=== EXERCISE DETAILS ===
Filter the listing below, copying every line in which the word "screenshot" appears.
"""
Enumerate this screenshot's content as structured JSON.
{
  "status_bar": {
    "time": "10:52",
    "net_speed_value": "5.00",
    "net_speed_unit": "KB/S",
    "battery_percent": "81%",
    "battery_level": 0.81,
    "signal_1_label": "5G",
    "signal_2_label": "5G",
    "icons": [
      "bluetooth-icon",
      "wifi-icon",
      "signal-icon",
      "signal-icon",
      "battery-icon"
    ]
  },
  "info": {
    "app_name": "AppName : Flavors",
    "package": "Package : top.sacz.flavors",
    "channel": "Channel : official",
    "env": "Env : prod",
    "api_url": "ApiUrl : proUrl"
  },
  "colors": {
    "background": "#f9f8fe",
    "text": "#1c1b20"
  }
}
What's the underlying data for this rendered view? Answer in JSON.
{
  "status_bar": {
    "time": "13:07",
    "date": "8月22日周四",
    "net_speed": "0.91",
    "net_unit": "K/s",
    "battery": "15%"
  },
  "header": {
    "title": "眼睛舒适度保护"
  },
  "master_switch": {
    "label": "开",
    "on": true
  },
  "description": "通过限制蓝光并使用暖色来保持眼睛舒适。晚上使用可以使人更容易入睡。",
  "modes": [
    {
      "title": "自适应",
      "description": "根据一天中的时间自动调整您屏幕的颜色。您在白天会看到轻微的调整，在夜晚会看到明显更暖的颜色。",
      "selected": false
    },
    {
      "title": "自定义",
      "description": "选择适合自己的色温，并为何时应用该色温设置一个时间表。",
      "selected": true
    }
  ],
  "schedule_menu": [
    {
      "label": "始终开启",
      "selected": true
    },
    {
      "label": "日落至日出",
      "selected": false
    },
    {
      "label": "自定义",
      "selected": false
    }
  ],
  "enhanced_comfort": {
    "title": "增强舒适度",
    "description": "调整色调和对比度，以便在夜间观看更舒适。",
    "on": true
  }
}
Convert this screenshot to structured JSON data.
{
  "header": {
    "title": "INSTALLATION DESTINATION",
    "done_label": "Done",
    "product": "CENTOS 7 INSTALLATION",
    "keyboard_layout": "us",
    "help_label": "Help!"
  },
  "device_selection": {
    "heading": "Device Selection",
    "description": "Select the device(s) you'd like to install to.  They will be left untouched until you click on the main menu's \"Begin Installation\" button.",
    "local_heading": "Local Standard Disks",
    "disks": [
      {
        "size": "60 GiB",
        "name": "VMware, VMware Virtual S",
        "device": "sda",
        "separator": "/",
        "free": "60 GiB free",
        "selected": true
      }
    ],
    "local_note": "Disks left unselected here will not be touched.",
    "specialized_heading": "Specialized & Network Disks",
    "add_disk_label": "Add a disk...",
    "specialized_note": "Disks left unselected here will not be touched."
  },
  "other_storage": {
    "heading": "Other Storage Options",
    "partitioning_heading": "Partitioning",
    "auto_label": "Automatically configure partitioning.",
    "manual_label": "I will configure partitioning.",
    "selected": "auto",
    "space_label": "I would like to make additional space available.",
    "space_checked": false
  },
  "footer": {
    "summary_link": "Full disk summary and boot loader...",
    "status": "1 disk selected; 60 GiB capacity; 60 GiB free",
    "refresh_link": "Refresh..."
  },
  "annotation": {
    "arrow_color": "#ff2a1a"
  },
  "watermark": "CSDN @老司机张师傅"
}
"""
=== OUTPUT FOR THIS TASK ===
Enumerate this screenshot's content as structured JSON.
Convert this screenshot to structured JSON data.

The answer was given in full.